My two Christmas-related blogposts from yesterday (Christmas in Milwaukee - 1959 and Later, about my childhood holidays in the city that made beer famous, and A New Christmas Tradition in Arlington, which is a review of the new holiday musical revue at the American Century Theater) are now featured in the 2008 Carnival of Christmas, hosted by CatHouse Chat and posted earlier today.
My twinned posts get a place of honor (thanks, Kat!) in a section called "Christmas Traditions and Memories." (The first of several such sections, followed by "Christmas Meditations," "Christmas Recipes," "Christmas Songs, Pictures, Video, and Poetry," "Christmas Advent Series," "Christmas Humor," "Christmas Miscellany," and "Christmas Delays" -- quite a list, and quite readable, at that.) Take a look:
Our Carnival Daddy, Adam Graham, starts us off in this category with The Christmas Advantage.

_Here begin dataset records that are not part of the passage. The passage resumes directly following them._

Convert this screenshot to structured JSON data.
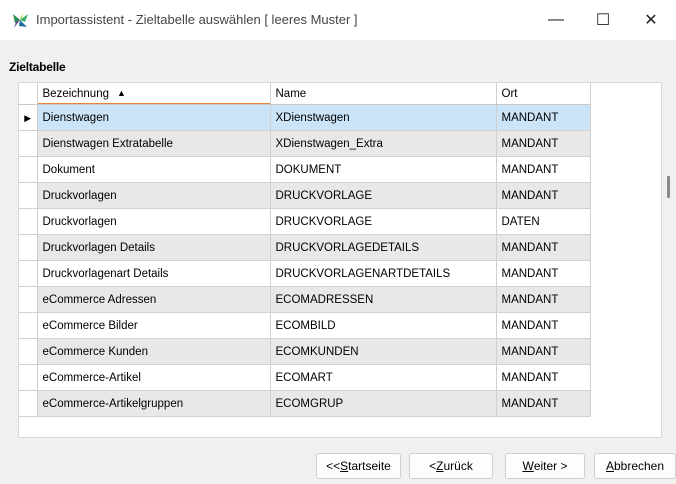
{
  "window": {
    "title": "Importassistent - Zieltabelle auswählen [ leeres Muster ]",
    "minimize_glyph": "—",
    "maximize_glyph": "☐",
    "close_glyph": "✕"
  },
  "section": {
    "title": "Zieltabelle"
  },
  "grid": {
    "columns": [
      "Bezeichnung",
      "Name",
      "Ort"
    ],
    "sort_column": "Bezeichnung",
    "sort_direction": "ascending",
    "selected_row": 0,
    "rows": [
      {
        "bezeichnung": "Dienstwagen",
        "name": "XDienstwagen",
        "ort": "MANDANT"
      },
      {
        "bezeichnung": "Dienstwagen Extratabelle",
        "name": "XDienstwagen_Extra",
        "ort": "MANDANT"
      },
      {
        "bezeichnung": "Dokument",
        "name": "DOKUMENT",
        "ort": "MANDANT"
      },
      {
        "bezeichnung": "Druckvorlagen",
        "name": "DRUCKVORLAGE",
        "ort": "MANDANT"
      },
      {
        "bezeichnung": "Druckvorlagen",
        "name": "DRUCKVORLAGE",
        "ort": "DATEN"
      },
      {
        "bezeichnung": "Druckvorlagen Details",
        "name": "DRUCKVORLAGEDETAILS",
        "ort": "MANDANT"
      },
      {
        "bezeichnung": "Druckvorlagenart Details",
        "name": "DRUCKVORLAGENARTDETAILS",
        "ort": "MANDANT"
      },
      {
        "bezeichnung": "eCommerce Adressen",
        "name": "ECOMADRESSEN",
        "ort": "MANDANT"
      },
      {
        "bezeichnung": "eCommerce Bilder",
        "name": "ECOMBILD",
        "ort": "MANDANT"
      },
      {
        "bezeichnung": "eCommerce Kunden",
        "name": "ECOMKUNDEN",
        "ort": "MANDANT"
      },
      {
        "bezeichnung": "eCommerce-Artikel",
        "name": "ECOMART",
        "ort": "MANDANT"
      },
      {
        "bezeichnung": "eCommerce-Artikelgruppen",
        "name": "ECOMGRUP",
        "ort": "MANDANT"
      }
    ]
  },
  "buttons": {
    "start": {
      "prefix": "<< ",
      "mnemonic": "S",
      "rest": "tartseite"
    },
    "back": {
      "prefix": "< ",
      "mnemonic": "Z",
      "rest": "urück"
    },
    "next": {
      "prefix": "",
      "mnemonic": "W",
      "rest": "eiter >"
    },
    "cancel": {
      "prefix": "",
      "mnemonic": "A",
      "rest": "bbrechen"
    }
  },
  "colors": {
    "selected_row": "#cce4f7",
    "alt_row": "#e8e8e8",
    "sort_accent": "#e8833a"
  }
}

Don’t forget, in these uncertain times, “a lean Christmas doesn’t have to be a poor one.” Amen, Adam. Amen!
Jenn H. presents His Christmas Legacy over at Mixed Metaphor.net. It is a beautiful and touching tale about the simple faithfulness of the season, and how rich a simple, loving life can be.Rick Sincere, one of my Virginia blog-brothers, has sent in two delightful posts – one about his memories of how his family celebrated Christmas in Milwaukee (and he’s got pictures AND a video – gosh, you were a cute kid, Rick!). I love seeing how other families have traditions springing out of their former cultures… His second entry is no less worthy, and speaks about new traditions being made, this time in Arlington, VA. I will definitely have to try and get up there next year for some good music and theater – maybe Rick can get me the tickets! LOL *wink*Have you ever wondered whether wrapping presents is worth it? Well, according to a study that GrrlScientist dug up, it certainly is!Suldog reposts Pointy the Poinsettia this year, and all Pointy’s fans will be delighted to know he’s doing very well!TF Stern sent in his Gingerbread Cookie Tradition – which ought to go in the recipes section, except it’s not a recipe. It’s a story about sacrifice in lean times, and how the true value of any gift is how much of yourself you put into it.Here is a very worthwhile read: Teaching Your Children About Giving on Christmas Day. Vickie of SidetrackedMoms is one of our prolific contributors this year, and I think this is my favorite entry from her. But then again, I also adore her post about Christmas traditions, so you ought to go over and decide for yourself!Oh, I remember cutting our own Christmas tree – and this story about a family’s first experience with cutting their own tree is both funny and heartwarming… Thanks to Philaazophy for this contribution!Laura Lee Donoho tells us a beautiful tale of how she learned to give the gift someone wanted. That’s a very difficult lesson to learn – we often want to give what we think someone ought to want – but Laura relates the story with a simple honesty that is truly touching. There’s a lot more, so you really really need to go read! Thank you, Laura; I’m so glad you found the Carnival this year! (And Jo was always my favorite, too!)My dear blog-brother – and new grandapa! – GM Roper writes about Daddy Bah and his Gift of Love. The GMan writes so well, and the story of enduring and selfless love will really bless your heart!How many of us sing the story of Frosty the Snowman? Well, Jody Wilcoxat Contemporary Conservative shows us how very like Jesus ol’ Frosty is… And does an exemplary job of reminding us of the meaning of Christmas!Obi’s Sister sends in two entries of Christmas memories: the Best Santa Ever! and one about singing with Robert Shaw’s youth chorus one year *happy shivers* I love hearing big, well-trained choirs sing!Finally for this section, Big Dog (yeppers, another blog-brother!) reminds us that a Simple Gift for Christmas is what it’s all about.
Merry Christmas, everybody!